This article is written for those who want to get better at using price to earnings ratios (P/E ratios). We’ll show how you can use Vector Group Ltd.’s (NYSE:VGR) P/E ratio to inform your assessment of the investment opportunity. Vector Group has a P/E ratio of 20.16, based on the last twelve months. That is equivalent to an earnings yield of about 5.0%.
How Do You Calculate A P/E Ratio?
The formula for P/E is:
Price to Earnings Ratio = Share Price ÷ Earnings per Share (EPS)
Or for Vector Group:
P/E of 20.16 = $10.56 ÷ $0.52 (Based on the trailing twelve months to September 2018.)
Is A High Price-to-Earnings Ratio Good?
A higher P/E ratio means that buyers have to pay a higher price for each $1 the company has earned over the last year. That isn’t a good or a bad thing on its own, but a high P/E means that buyers have a higher opinion of the business’s prospects, relative to stocks with a lower P/E.
How Growth Rates Impact P/E Ratios
Earnings growth rates have a big influence on P/E ratios. Earnings growth means that in the future the ‘E’ will be higher. That means unless the share price increases, the P/E will reduce in a few years. So while a stock may look expensive based on past earnings, it could be cheap based on future earnings.
Vector Group increased earnings per share by a whopping 73% last year. And it has bolstered its earnings per share by 12% per year over the last five years. I’d therefore be a little surprised if its P/E ratio was not relatively high.
How Does Vector Group’s P/E Ratio Compare To Its Peers?
We can get an indication of market expectations by looking at the P/E ratio. The image below shows that Vector Group has a higher P/E than the average (11.4) P/E for companies in the tobacco industry.

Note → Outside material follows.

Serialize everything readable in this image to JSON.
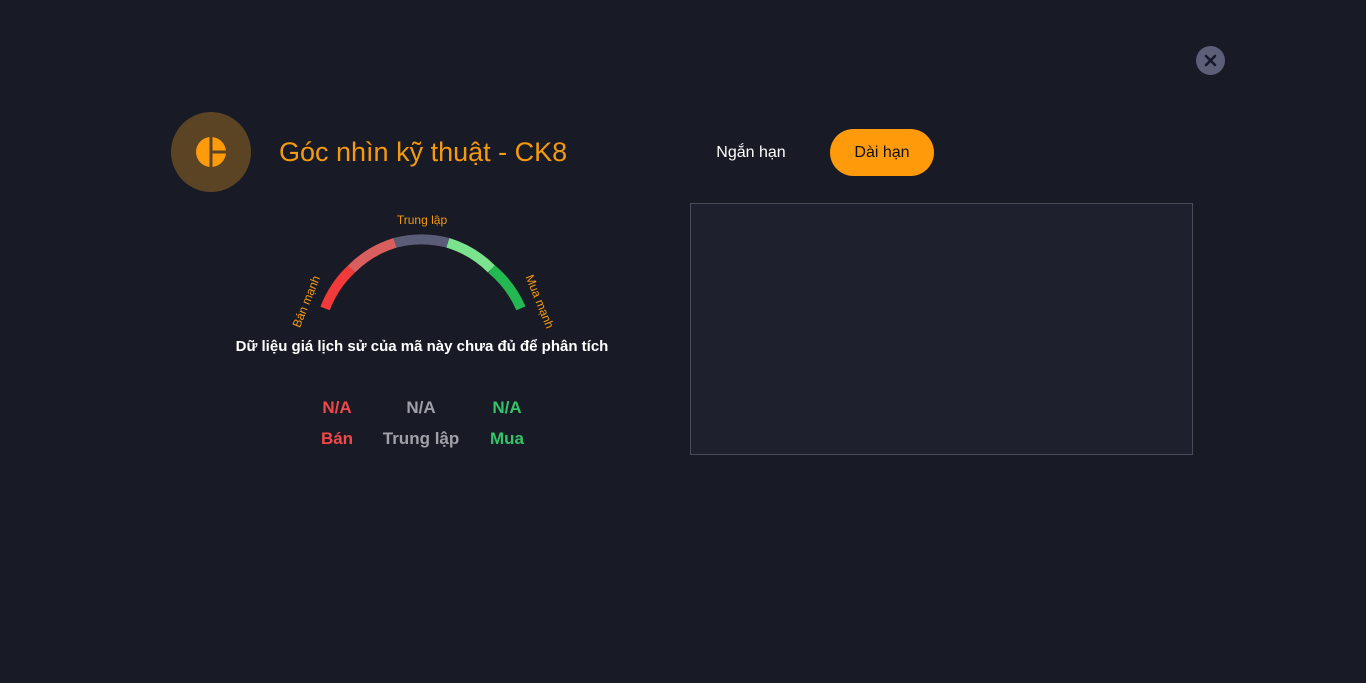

Vector Group’s P/E tells us that market participants think the company will perform better than its industry peers, going forward. Shareholders are clearly optimistic, but the future is always uncertain. So investors should always consider the P/E ratio alongside other factors, such as whether company directors have been buying shares.
Don’t Forget: The P/E Does Not Account For Debt or Bank Deposits
Don’t forget that the P/E ratio considers market capitalization. That means it doesn’t take debt or cash into account. Theoretically, a business can improve its earnings (and produce a lower P/E in the future), by taking on debt (or spending its remaining cash).
Such spending might be good or bad, overall, but the key point here is that you need to look at debt to understand the P/E ratio in context.
Vector Group’s Balance Sheet
Vector Group has net debt worth 54% of its market capitalization. This is enough debt that you’d have to make some adjustments before using the P/E ratio to compare it to a company with net cash.
The Verdict On Vector Group’s P/E Ratio
Vector Group trades on a P/E ratio of 20.2, which is above the US market average of 16.5. It has already proven it can grow earnings, but the debt levels mean it faces some risks. The relatively high P/E ratio suggests shareholders think growth will continue.
Investors have an opportunity when market expectations about a stock are wrong. As value investor Benjamin Graham famously said, ‘In the short run, the market is a voting machine but in the long run, it is a weighing machine.’ So this free report on the analyst consensus forecasts could help you make a master move on this stock.
But note: Vector Group may not be the best stock to buy. So take a peek at this free list of interesting companies with strong recent earnings growth (and a P/E ratio below 20).
To help readers see past the short term volatility of the financial market, we aim to bring you a long-term focused research analysis purely driven by fundamental data. Note that our analysis does not factor in the latest price-sensitive company announcements.
The author is an independent contributor and at the time of publication had no position in the stocks mentioned. For errors that warrant correction please contact the editor at email@example.com.